:: Page and application data records ::

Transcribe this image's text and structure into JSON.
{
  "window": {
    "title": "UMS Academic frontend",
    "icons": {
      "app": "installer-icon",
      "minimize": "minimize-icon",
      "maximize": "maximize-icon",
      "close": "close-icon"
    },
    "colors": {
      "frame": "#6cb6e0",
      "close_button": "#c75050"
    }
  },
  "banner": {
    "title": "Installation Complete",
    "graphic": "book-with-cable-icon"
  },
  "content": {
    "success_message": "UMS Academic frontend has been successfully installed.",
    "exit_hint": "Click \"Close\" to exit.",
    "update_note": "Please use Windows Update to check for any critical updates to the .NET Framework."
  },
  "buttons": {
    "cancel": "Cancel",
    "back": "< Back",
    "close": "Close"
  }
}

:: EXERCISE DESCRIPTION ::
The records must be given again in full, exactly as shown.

:: WRITTEN RESPONSE ::
Transcribe this image's text and structure into JSON.
{
  "window": {
    "title": "UMS Academic frontend",
    "icons": {
      "app": "installer-icon",
      "minimize": "minimize-icon",
      "maximize": "maximize-icon",
      "close": "close-icon"
    },
    "colors": {
      "frame": "#6cb6e0",
      "close_button": "#c75050"
    }
  },
  "banner": {
    "title": "Installation Complete",
    "graphic": "book-with-cable-icon"
  },
  "content": {
    "success_message": "UMS Academic frontend has been successfully installed.",
    "exit_hint": "Click \"Close\" to exit.",
    "update_note": "Please use Windows Update to check for any critical updates to the .NET Framework."
  },
  "buttons": {
    "cancel": "Cancel",
    "back": "< Back",
    "close": "Close"
  }
}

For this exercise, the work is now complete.